[Component data from apps and pages]
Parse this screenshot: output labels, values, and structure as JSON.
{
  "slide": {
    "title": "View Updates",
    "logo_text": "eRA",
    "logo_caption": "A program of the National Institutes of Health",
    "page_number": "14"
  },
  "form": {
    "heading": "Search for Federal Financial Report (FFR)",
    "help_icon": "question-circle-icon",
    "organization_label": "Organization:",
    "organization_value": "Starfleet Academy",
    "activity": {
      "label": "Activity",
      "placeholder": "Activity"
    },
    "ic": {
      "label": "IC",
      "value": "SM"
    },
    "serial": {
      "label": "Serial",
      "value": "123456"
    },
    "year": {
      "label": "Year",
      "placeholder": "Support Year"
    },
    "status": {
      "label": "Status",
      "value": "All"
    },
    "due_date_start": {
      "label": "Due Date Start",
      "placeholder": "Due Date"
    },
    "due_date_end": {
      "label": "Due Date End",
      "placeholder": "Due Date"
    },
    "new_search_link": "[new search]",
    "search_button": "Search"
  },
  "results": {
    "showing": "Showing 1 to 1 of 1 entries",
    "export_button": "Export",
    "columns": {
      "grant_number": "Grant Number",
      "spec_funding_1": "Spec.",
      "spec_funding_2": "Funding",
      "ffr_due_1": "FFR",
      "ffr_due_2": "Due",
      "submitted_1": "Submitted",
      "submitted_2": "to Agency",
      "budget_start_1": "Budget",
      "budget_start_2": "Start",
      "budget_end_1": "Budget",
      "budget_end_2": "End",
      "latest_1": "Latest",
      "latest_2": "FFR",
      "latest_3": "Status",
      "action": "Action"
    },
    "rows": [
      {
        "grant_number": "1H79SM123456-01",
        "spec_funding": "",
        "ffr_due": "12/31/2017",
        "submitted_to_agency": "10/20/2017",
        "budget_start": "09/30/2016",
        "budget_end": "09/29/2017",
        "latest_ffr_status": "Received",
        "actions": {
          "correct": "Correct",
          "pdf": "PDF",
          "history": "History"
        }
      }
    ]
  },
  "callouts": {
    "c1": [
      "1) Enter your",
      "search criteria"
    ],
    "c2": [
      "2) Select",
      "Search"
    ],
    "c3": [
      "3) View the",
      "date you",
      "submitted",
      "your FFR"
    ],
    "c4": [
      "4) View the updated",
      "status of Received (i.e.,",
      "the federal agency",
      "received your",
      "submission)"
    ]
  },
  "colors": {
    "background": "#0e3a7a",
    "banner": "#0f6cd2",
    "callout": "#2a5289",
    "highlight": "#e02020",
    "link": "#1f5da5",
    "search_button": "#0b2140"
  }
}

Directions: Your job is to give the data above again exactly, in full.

Result:
Parse this screenshot: output labels, values, and structure as JSON.
{
  "slide": {
    "title": "View Updates",
    "logo_text": "eRA",
    "logo_caption": "A program of the National Institutes of Health",
    "page_number": "14"
  },
  "form": {
    "heading": "Search for Federal Financial Report (FFR)",
    "help_icon": "question-circle-icon",
    "organization_label": "Organization:",
    "organization_value": "Starfleet Academy",
    "activity": {
      "label": "Activity",
      "placeholder": "Activity"
    },
    "ic": {
      "label": "IC",
      "value": "SM"
    },
    "serial": {
      "label": "Serial",
      "value": "123456"
    },
    "year": {
      "label": "Year",
      "placeholder": "Support Year"
    },
    "status": {
      "label": "Status",
      "value": "All"
    },
    "due_date_start": {
      "label": "Due Date Start",
      "placeholder": "Due Date"
    },
    "due_date_end": {
      "label": "Due Date End",
      "placeholder": "Due Date"
    },
    "new_search_link": "[new search]",
    "search_button": "Search"
  },
  "results": {
    "showing": "Showing 1 to 1 of 1 entries",
    "export_button": "Export",
    "columns": {
      "grant_number": "Grant Number",
      "spec_funding_1": "Spec.",
      "spec_funding_2": "Funding",
      "ffr_due_1": "FFR",
      "ffr_due_2": "Due",
      "submitted_1": "Submitted",
      "submitted_2": "to Agency",
      "budget_start_1": "Budget",
      "budget_start_2": "Start",
      "budget_end_1": "Budget",
      "budget_end_2": "End",
      "latest_1": "Latest",
      "latest_2": "FFR",
      "latest_3": "Status",
      "action": "Action"
    },
    "rows": [
      {
        "grant_number": "1H79SM123456-01",
        "spec_funding": "",
        "ffr_due": "12/31/2017",
        "submitted_to_agency": "10/20/2017",
        "budget_start": "09/30/2016",
        "budget_end": "09/29/2017",
        "latest_ffr_status": "Received",
        "actions": {
          "correct": "Correct",
          "pdf": "PDF",
          "history": "History"
        }
      }
    ]
  },
  "callouts": {
    "c1": [
      "1) Enter your",
      "search criteria"
    ],
    "c2": [
      "2) Select",
      "Search"
    ],
    "c3": [
      "3) View the",
      "date you",
      "submitted",
      "your FFR"
    ],
    "c4": [
      "4) View the updated",
      "status of Received (i.e.,",
      "the federal agency",
      "received your",
      "submission)"
    ]
  },
  "colors": {
    "background": "#0e3a7a",
    "banner": "#0f6cd2",
    "callout": "#2a5289",
    "highlight": "#e02020",
    "link": "#1f5da5",
    "search_button": "#0b2140"
  }
}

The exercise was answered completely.